Dr. John F. McCarthy, ScD, CIH
Ms. Nanette Moss
Environmental Health and
255 Washington Street
Newton, Massachusetts 02158-1634

Dear Dr. McCarthy and Ms. Moss:

This letter is in response to your request for written information regarding fit testing and fit factors for the N-95 respirators recently certified by the National Institute of Occupational Safety and Health (NIOSH). The Occupational Safety and Health Administration's (OSHA) [Respiratory Protection Standard], [29 CFR 1910.134], requires that fit tests be conducted for those workers required to wear respiratory protection. Under this standard either a quantitative (QNFT) fit test or a qualitative (QLFT) fit test is acceptable. Your use of a Portacount to conduct quantitative fit testing is acceptable provided the tests are conducted according to the recommendations of the manufacturer of the respirator.

You are correct in your letter when you state that a fit factor of 100 should be used when conducting a quantitative fit test. In your earlier discussion with Mr. Richard Fairfax of my staff, Mr. Fairfax was discussing the generally accepted assigned protection factor (APF) of 10 for disposable respirators. As you are aware, when a quantitative fit test is conducted, the wearer of the mask is assigned a fit factor that is based upon the APF plus a safety factor of 10. The combination of the APF and the safety factor is the derivation of the fit factor (100). The agency has not taken a formal position on the APF for these respirators.

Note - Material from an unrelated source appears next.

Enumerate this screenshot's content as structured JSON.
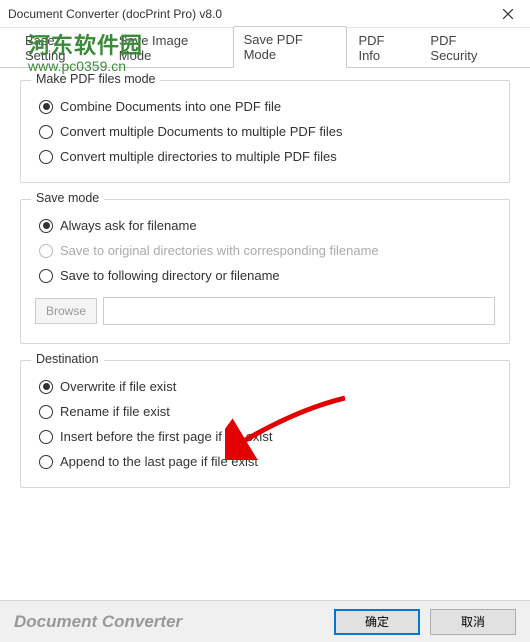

OSHA is engaged in rulemaking on a final respiratory protection standard, and until a final standard is issued OSHA will not be assigning protection factors to respirators. Nevertheless OSHA continues to require that, for a quantitative fit test, the wearer of the respirator must achieve a fit factor of at least 100.

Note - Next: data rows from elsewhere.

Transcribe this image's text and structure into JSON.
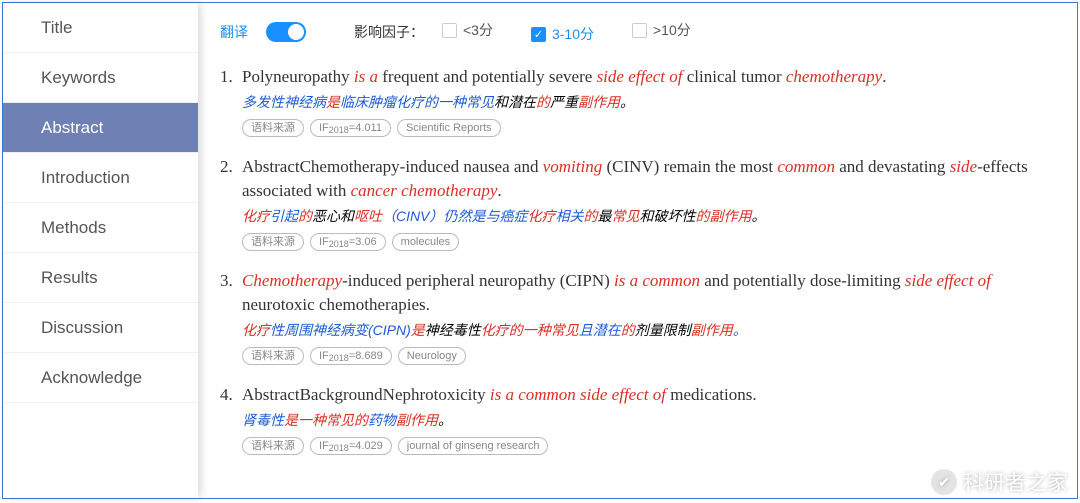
{
  "sidebar": {
    "items": [
      {
        "label": "Title"
      },
      {
        "label": "Keywords"
      },
      {
        "label": "Abstract"
      },
      {
        "label": "Introduction"
      },
      {
        "label": "Methods"
      },
      {
        "label": "Results"
      },
      {
        "label": "Discussion"
      },
      {
        "label": "Acknowledge"
      }
    ],
    "active_index": 2
  },
  "toolbar": {
    "translate_label": "翻译",
    "translate_on": true,
    "factor_label": "影响因子：",
    "options": [
      {
        "label": "<3分",
        "checked": false
      },
      {
        "label": "3-10分",
        "checked": true
      },
      {
        "label": ">10分",
        "checked": false
      }
    ]
  },
  "results": [
    {
      "num": "1.",
      "segments": [
        {
          "t": "Polyneuropathy ",
          "c": ""
        },
        {
          "t": "is a",
          "c": "r"
        },
        {
          "t": " frequent and potentially severe ",
          "c": ""
        },
        {
          "t": "side effect of",
          "c": "r"
        },
        {
          "t": " clinical tumor ",
          "c": ""
        },
        {
          "t": "chemotherapy",
          "c": "r"
        },
        {
          "t": ".",
          "c": ""
        }
      ],
      "trans": [
        {
          "t": "多发性神经病",
          "c": "b"
        },
        {
          "t": "是",
          "c": "r"
        },
        {
          "t": "临床肿瘤化疗的一种常见",
          "c": "b"
        },
        {
          "t": "和潜在",
          "c": ""
        },
        {
          "t": "的",
          "c": "r"
        },
        {
          "t": "严重",
          "c": ""
        },
        {
          "t": "副作用",
          "c": "r"
        },
        {
          "t": "。",
          "c": ""
        }
      ],
      "tags": {
        "source": "语料来源",
        "if": "IF 2018 =4.011",
        "journal": "Scientific Reports"
      }
    },
    {
      "num": "2.",
      "segments": [
        {
          "t": "AbstractChemotherapy-induced nausea and ",
          "c": ""
        },
        {
          "t": "vomiting",
          "c": "r"
        },
        {
          "t": " (CINV) remain the most ",
          "c": ""
        },
        {
          "t": "common",
          "c": "r"
        },
        {
          "t": " and devastating ",
          "c": ""
        },
        {
          "t": "side",
          "c": "r"
        },
        {
          "t": "-effects associated with ",
          "c": ""
        },
        {
          "t": "cancer chemotherapy",
          "c": "r"
        },
        {
          "t": ".",
          "c": ""
        }
      ],
      "trans": [
        {
          "t": "化疗",
          "c": "r"
        },
        {
          "t": "引起",
          "c": "b"
        },
        {
          "t": "的",
          "c": "r"
        },
        {
          "t": "恶心和",
          "c": ""
        },
        {
          "t": "呕吐",
          "c": "r"
        },
        {
          "t": "（CINV）仍然是与癌症",
          "c": "b"
        },
        {
          "t": "化疗",
          "c": "r"
        },
        {
          "t": "相关",
          "c": "b"
        },
        {
          "t": "的",
          "c": "r"
        },
        {
          "t": "最",
          "c": ""
        },
        {
          "t": "常见",
          "c": "r"
        },
        {
          "t": "和破坏性",
          "c": ""
        },
        {
          "t": "的副作用",
          "c": "r"
        },
        {
          "t": "。",
          "c": ""
        }
      ],
      "tags": {
        "source": "语料来源",
        "if": "IF 2018 =3.06",
        "journal": "molecules"
      }
    },
    {
      "num": "3.",
      "segments": [
        {
          "t": "Chemotherapy",
          "c": "r"
        },
        {
          "t": "-induced peripheral neuropathy (CIPN) ",
          "c": ""
        },
        {
          "t": "is a common",
          "c": "r"
        },
        {
          "t": " and potentially dose-limiting ",
          "c": ""
        },
        {
          "t": "side effect of",
          "c": "r"
        },
        {
          "t": " neurotoxic chemotherapies.",
          "c": ""
        }
      ],
      "trans": [
        {
          "t": "化疗",
          "c": "r"
        },
        {
          "t": "性周围神经病变(CIPN)",
          "c": "b"
        },
        {
          "t": "是",
          "c": "r"
        },
        {
          "t": "神经毒性",
          "c": ""
        },
        {
          "t": "化疗的一种常见",
          "c": "r"
        },
        {
          "t": "且潜在",
          "c": "b"
        },
        {
          "t": "的",
          "c": "r"
        },
        {
          "t": "剂量限制",
          "c": ""
        },
        {
          "t": "副作用",
          "c": "r"
        },
        {
          "t": "。",
          "c": "b"
        }
      ],
      "tags": {
        "source": "语料来源",
        "if": "IF 2018 =8.689",
        "journal": "Neurology"
      }
    },
    {
      "num": "4.",
      "segments": [
        {
          "t": "AbstractBackgroundNephrotoxicity ",
          "c": ""
        },
        {
          "t": "is a common side effect of",
          "c": "r"
        },
        {
          "t": " medications.",
          "c": ""
        }
      ],
      "trans": [
        {
          "t": "肾毒性",
          "c": "b"
        },
        {
          "t": "是一种常见的",
          "c": "r"
        },
        {
          "t": "药物",
          "c": "b"
        },
        {
          "t": "副作用",
          "c": "r"
        },
        {
          "t": "。",
          "c": ""
        }
      ],
      "tags": {
        "source": "语料来源",
        "if": "IF 2018 =4.029",
        "journal": "journal of ginseng research"
      }
    }
  ],
  "watermark": {
    "text": "科研者之家",
    "icon": "✔"
  }
}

The agency also requires, as addressed in [29 CFR 1910.134], that wearers of respirators conduct a fit check each and every time they don a respirator. The fit check may be conducted according to the manufacturer's instructions. If you have any additional questions or comments please do not hesitate to contact the [Office of Health Enforcement at (202) 693-2190].


John B. Miles, Jr.
[Directorate of Enforcement Programs]

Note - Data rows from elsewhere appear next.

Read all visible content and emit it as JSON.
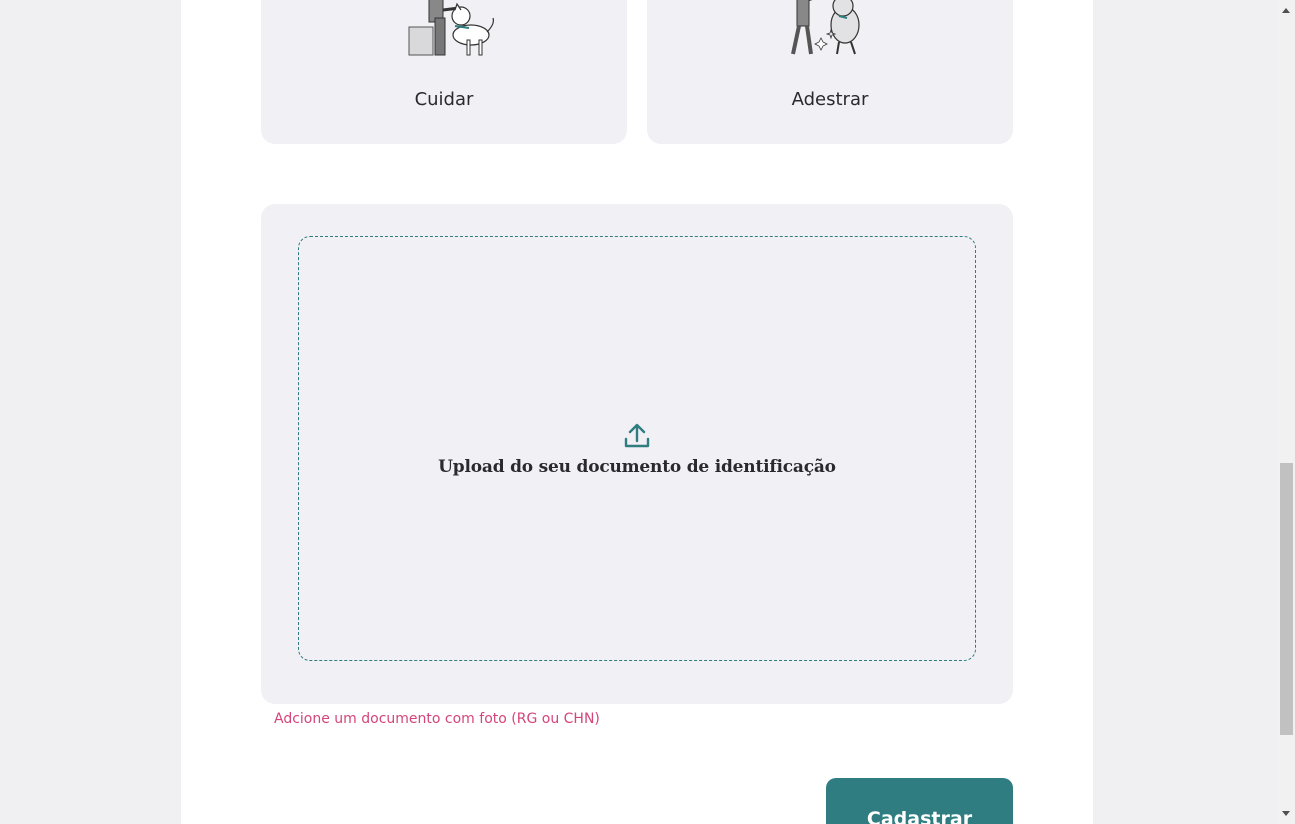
{
  "services": [
    {
      "label": "Cuidar",
      "icon": "person-petting-dog-illustration"
    },
    {
      "label": "Adestrar",
      "icon": "person-training-dog-illustration"
    }
  ],
  "upload": {
    "icon": "upload-icon",
    "text": "Upload do seu documento de identificação",
    "hint": "Adcione um documento com foto (RG ou CHN)"
  },
  "submit": {
    "label": "Cadastrar"
  },
  "colors": {
    "accent": "#2f7d80",
    "hint": "#d4457a",
    "card_bg": "#f0f0f5",
    "page_bg": "#ffffff",
    "outer_bg": "#f0f0f2"
  }
}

[Corrected 12/31/2003]

November 13, 1995

Mr. John B. Miles, Jr., Director
Directorate of Compliance Programs
The Occupational Safety and Health
Room N 3468
200 Constitution Avenue NW
Washington, DC 20210

RE: OSHA Enforcement Policy for Preventing Exposure to TB

Dear Mr Miles:

The purpose of this letter is to confirm information discussed during a conversation on November 7, 1995 between myself and Mr. Richard Fairfax regarding respiratory protection using N95 respirators in preventing occupational exposure to tuberculosis (TB).

Due to health concerns among employees and labor unions regarding the use of saccharin for qualitative fit testing of respirators we have explored alternate methods to conduct respirator fit testing. Through discussions with technical representatives from companies that manufacture N95 respirators, we were advised that it is possible to equip N95 respirators with probes to conduct quantitative fit tests. After confirming the feasibility of this practice with PortaCount(R) technical information specialists, we began to trial this method.

Success during our quantitative fit testing trial period prompted me to contact Mr. Fairfax to inquire whether quantitative fit testing with a PortaCount for N95 respirators is an appropriate practice in accordance with the OSHA Respiratory Protection Standard. He indicated that quantitative fit testing would be acceptable under the TB Standard if a fit factor pass level of ten is used. However, in recognition of preferred industrial hygiene practice with respect to respiratory protection in preventing occupational exposure to TB, it will be our policy to attempt to achieve a fit factor level of 100 for optimum protection.

Please provide us with written confirmation regarding quantitative fit testing for the N95 respirators for compliance with the TB Standard. Please do not hesitate to contact either of us if you have any questions.


John F. McCarthy, ScD, CIH

Nanette Moss
Senior Associate